On further research I have found the FCC is aware of the issue of spoofed caller IDs
. The practice is illegal and at least two miscreants have been caught and fines totaling $183 million have been levied in 2017, but the difficulty in tracing these calls to their source (which is often outside U.S. jurisdiction) means only a tiny number actually get caught and an even smaller number are prosecuted. This latest tactic of using the target's phone number or some portion thereof) appears to be intended to counter the FCCs tracking efforts as the spoofed numbers are used only once.
I have not been hit with spam texts — yet, but a recent update to NoMoRobo
includes an experimental feature that attempts to block or at least segregate spam text messages
! This is based on "whitelisting" your Contacts list and NoMoRobo's list of known spam sources.

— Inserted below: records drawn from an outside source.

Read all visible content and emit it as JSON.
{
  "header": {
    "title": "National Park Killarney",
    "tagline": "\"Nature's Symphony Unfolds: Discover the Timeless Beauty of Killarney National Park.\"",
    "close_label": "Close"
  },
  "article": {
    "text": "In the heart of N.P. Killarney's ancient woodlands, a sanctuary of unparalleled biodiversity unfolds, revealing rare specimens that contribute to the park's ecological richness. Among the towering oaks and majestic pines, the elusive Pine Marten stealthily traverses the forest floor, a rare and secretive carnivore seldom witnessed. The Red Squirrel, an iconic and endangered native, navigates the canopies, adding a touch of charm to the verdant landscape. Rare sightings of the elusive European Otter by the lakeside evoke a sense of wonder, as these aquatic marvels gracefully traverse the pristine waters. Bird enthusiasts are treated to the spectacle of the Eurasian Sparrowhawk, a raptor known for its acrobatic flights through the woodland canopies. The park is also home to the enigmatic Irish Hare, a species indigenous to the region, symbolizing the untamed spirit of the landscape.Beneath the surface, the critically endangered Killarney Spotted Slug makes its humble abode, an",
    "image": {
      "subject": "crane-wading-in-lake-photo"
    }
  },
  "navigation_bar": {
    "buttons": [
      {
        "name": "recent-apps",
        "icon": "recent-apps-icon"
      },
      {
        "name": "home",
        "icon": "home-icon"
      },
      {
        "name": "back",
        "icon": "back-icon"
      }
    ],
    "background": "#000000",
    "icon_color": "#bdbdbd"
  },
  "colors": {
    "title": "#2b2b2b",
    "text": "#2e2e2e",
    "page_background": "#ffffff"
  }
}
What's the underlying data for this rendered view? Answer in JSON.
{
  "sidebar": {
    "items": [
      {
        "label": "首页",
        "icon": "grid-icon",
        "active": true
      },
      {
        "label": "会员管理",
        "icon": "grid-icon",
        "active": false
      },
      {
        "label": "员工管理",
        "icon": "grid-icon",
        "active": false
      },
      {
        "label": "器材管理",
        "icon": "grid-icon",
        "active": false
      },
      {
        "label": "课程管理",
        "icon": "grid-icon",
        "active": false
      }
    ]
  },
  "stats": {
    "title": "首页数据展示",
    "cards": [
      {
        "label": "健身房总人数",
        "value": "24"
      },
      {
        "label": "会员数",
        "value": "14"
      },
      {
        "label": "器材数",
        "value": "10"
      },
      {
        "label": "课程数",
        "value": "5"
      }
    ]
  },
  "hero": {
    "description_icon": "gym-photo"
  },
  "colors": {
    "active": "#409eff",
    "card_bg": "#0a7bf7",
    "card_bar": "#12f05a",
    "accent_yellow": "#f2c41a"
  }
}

Once suspect texts have been segregated the user has the option to block or whitelist the sender.
Surely better tools will emerge, but in the meantime spoofed caller ID's can be reported to the FCC here